As you may have heard, Twitter went public last week, which means a lot of people are trying to figure out just what its IPO means for social media. Over at n+1, Benjamin Kunkel proposes that social media, by its very nature, cannot be profitable, and thus should be administered by the state as a public good.
To kick off South Florida’s O, Miami poetry festival (which I’ve written about before), event organizers and WLRN staffers are asking local residents to snap photos of “a place in South Florida that means something to [them],” and “write a short poem about it including the phrase ‘this is where.’” Then, share the poems and photos on Twitter or Instagram for a chance to be featured throughout the month of April. Meanwhile, the New York Times is on it.
On the occasion of the publication of his novel The Madonnas of Echo Park, Brando Skyhorse writes about the decades-long path that got him there and the rules for writing that he devised. (Thanks, Steve)

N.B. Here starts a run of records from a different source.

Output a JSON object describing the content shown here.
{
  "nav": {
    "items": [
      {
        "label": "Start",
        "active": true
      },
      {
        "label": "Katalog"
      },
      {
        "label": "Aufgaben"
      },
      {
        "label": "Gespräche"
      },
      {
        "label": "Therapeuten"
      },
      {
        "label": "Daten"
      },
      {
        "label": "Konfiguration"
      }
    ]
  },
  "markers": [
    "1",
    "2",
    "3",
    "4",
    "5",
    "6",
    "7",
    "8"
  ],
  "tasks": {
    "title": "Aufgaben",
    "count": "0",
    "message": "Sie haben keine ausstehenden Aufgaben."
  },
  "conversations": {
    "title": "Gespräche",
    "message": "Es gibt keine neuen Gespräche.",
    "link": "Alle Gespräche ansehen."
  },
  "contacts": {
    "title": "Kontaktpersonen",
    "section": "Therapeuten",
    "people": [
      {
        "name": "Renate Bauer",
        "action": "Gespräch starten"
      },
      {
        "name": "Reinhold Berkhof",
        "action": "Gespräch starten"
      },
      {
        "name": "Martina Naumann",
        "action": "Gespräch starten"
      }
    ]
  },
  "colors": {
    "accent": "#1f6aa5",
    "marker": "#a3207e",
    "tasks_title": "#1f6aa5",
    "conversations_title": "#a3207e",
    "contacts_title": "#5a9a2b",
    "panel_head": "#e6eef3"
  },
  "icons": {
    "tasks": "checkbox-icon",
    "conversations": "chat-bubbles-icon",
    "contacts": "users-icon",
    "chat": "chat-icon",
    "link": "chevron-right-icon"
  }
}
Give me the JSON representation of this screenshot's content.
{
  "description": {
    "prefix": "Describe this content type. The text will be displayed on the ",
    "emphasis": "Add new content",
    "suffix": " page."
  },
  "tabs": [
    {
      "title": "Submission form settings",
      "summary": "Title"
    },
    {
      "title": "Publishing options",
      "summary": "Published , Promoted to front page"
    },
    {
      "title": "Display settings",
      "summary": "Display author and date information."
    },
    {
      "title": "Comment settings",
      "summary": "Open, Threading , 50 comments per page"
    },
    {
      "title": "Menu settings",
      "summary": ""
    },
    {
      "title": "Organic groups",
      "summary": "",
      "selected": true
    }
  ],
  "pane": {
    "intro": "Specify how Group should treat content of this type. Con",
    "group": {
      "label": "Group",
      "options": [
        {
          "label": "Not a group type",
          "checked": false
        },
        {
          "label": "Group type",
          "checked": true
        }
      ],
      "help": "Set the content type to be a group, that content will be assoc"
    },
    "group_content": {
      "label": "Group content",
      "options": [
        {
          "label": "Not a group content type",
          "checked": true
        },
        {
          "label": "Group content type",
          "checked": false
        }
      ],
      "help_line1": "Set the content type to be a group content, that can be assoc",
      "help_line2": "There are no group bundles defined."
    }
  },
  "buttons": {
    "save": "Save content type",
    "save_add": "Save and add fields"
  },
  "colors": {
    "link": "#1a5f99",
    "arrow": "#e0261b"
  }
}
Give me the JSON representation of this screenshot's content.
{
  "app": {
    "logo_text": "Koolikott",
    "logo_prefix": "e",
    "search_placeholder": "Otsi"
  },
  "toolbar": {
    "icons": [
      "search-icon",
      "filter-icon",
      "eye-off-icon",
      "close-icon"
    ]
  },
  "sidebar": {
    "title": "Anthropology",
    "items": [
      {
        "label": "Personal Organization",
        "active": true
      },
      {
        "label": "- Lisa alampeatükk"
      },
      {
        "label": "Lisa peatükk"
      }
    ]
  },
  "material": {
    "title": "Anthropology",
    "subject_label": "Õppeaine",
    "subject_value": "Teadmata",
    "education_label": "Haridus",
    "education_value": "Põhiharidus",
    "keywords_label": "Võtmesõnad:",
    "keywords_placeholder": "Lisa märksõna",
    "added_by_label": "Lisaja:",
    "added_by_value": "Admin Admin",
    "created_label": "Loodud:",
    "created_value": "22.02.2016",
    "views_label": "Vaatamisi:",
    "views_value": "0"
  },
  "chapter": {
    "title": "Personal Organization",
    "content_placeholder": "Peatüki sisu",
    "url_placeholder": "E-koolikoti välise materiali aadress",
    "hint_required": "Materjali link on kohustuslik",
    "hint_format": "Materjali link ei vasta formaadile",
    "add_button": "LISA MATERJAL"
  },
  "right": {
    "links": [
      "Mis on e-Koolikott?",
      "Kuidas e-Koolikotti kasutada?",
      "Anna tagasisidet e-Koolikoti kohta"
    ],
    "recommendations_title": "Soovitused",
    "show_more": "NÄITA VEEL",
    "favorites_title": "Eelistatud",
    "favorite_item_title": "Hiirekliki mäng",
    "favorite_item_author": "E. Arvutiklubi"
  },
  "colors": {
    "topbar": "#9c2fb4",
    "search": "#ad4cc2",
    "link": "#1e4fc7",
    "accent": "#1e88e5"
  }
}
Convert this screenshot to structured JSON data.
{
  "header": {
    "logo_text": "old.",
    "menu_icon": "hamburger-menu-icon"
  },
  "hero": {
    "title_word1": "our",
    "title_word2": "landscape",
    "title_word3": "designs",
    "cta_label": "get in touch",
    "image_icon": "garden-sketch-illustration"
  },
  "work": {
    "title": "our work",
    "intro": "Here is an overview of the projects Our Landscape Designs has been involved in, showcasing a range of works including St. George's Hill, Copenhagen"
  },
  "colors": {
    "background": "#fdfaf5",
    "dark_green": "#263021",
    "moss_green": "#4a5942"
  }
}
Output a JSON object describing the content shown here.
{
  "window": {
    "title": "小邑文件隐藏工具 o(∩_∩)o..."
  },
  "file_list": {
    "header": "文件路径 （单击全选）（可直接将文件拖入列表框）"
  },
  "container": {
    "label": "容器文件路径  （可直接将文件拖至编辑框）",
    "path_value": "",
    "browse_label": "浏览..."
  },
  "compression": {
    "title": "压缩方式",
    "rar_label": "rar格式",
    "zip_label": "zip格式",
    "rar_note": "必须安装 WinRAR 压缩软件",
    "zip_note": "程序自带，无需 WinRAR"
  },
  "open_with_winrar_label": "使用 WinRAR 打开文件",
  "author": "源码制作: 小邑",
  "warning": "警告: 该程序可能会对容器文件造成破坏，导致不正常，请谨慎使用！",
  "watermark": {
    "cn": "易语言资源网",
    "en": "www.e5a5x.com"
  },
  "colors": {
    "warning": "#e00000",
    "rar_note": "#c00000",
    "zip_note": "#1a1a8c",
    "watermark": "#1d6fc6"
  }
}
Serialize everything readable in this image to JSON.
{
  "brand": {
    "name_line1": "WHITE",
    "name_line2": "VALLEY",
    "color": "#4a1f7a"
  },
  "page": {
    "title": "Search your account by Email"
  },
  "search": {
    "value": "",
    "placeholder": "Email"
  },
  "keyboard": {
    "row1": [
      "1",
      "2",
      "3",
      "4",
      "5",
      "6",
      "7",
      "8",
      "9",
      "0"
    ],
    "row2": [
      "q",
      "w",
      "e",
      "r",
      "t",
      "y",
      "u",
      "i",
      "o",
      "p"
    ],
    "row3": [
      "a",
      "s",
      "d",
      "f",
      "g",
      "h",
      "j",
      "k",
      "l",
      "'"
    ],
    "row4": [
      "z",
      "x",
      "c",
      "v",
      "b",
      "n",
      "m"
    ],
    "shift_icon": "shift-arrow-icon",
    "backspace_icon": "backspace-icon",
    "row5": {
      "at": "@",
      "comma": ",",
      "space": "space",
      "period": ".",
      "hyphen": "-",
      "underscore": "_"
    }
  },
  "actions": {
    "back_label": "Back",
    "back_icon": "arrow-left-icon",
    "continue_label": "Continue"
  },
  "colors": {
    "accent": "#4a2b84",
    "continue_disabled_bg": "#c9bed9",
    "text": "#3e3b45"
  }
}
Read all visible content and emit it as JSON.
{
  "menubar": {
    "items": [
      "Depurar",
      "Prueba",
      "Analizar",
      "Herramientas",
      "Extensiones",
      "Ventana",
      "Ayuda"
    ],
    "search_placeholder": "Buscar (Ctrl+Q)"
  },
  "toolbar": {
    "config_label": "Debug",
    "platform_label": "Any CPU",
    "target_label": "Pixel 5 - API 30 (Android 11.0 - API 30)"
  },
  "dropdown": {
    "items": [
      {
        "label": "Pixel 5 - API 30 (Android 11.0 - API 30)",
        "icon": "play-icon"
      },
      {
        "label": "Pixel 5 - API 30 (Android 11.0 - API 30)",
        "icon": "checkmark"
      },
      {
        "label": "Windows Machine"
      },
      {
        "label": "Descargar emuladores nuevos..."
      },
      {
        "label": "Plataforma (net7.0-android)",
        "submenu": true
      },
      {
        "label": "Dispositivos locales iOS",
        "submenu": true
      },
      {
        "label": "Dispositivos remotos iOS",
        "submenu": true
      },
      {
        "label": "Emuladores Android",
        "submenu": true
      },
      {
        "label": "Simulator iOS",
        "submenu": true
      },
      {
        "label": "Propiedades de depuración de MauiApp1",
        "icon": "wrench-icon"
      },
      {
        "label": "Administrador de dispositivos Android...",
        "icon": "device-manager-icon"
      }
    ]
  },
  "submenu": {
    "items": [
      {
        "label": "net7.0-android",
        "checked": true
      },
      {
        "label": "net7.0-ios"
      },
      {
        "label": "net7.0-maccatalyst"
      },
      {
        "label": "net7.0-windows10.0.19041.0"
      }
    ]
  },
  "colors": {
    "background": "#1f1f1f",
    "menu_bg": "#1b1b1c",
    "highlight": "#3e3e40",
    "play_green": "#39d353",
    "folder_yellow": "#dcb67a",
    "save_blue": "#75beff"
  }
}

Everything you’ve ever wanted to know (but were afraid to ask) about book sales — from what the heck even constitutes a sale, to standard print runs, to author earnings per sale — from Lincoln Michel at Electric Literature.